** Task prompt **
Set down all the entries again, word for word.
- Opening Delimiter -
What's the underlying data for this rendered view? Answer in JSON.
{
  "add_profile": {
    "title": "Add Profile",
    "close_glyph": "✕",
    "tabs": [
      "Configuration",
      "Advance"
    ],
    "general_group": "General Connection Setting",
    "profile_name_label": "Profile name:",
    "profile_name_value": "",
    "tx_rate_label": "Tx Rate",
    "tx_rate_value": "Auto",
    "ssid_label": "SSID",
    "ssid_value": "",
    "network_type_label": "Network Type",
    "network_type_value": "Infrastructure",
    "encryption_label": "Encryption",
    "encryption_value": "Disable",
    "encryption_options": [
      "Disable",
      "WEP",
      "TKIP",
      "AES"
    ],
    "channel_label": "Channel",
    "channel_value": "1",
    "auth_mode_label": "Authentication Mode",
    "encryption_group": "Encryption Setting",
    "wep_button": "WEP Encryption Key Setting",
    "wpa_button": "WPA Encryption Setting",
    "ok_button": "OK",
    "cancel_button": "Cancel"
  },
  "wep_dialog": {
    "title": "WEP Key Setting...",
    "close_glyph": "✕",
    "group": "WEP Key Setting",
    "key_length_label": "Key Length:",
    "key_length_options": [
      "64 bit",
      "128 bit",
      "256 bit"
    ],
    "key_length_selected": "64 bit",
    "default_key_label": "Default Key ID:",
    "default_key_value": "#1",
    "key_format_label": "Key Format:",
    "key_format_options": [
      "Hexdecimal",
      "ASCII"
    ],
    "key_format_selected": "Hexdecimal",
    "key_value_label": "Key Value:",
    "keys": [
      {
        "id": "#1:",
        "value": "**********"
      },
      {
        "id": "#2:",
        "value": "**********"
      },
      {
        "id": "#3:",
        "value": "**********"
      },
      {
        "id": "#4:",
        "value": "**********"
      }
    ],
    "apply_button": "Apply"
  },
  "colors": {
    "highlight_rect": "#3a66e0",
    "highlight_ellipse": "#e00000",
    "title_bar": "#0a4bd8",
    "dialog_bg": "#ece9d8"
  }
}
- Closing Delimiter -
** Solution **
What's the underlying data for this rendered view? Answer in JSON.
{
  "add_profile": {
    "title": "Add Profile",
    "close_glyph": "✕",
    "tabs": [
      "Configuration",
      "Advance"
    ],
    "general_group": "General Connection Setting",
    "profile_name_label": "Profile name:",
    "profile_name_value": "",
    "tx_rate_label": "Tx Rate",
    "tx_rate_value": "Auto",
    "ssid_label": "SSID",
    "ssid_value": "",
    "network_type_label": "Network Type",
    "network_type_value": "Infrastructure",
    "encryption_label": "Encryption",
    "encryption_value": "Disable",
    "encryption_options": [
      "Disable",
      "WEP",
      "TKIP",
      "AES"
    ],
    "channel_label": "Channel",
    "channel_value": "1",
    "auth_mode_label": "Authentication Mode",
    "encryption_group": "Encryption Setting",
    "wep_button": "WEP Encryption Key Setting",
    "wpa_button": "WPA Encryption Setting",
    "ok_button": "OK",
    "cancel_button": "Cancel"
  },
  "wep_dialog": {
    "title": "WEP Key Setting...",
    "close_glyph": "✕",
    "group": "WEP Key Setting",
    "key_length_label": "Key Length:",
    "key_length_options": [
      "64 bit",
      "128 bit",
      "256 bit"
    ],
    "key_length_selected": "64 bit",
    "default_key_label": "Default Key ID:",
    "default_key_value": "#1",
    "key_format_label": "Key Format:",
    "key_format_options": [
      "Hexdecimal",
      "ASCII"
    ],
    "key_format_selected": "Hexdecimal",
    "key_value_label": "Key Value:",
    "keys": [
      {
        "id": "#1:",
        "value": "**********"
      },
      {
        "id": "#2:",
        "value": "**********"
      },
      {
        "id": "#3:",
        "value": "**********"
      },
      {
        "id": "#4:",
        "value": "**********"
      }
    ],
    "apply_button": "Apply"
  },
  "colors": {
    "highlight_rect": "#3a66e0",
    "highlight_ellipse": "#e00000",
    "title_bar": "#0a4bd8",
    "dialog_bg": "#ece9d8"
  }
}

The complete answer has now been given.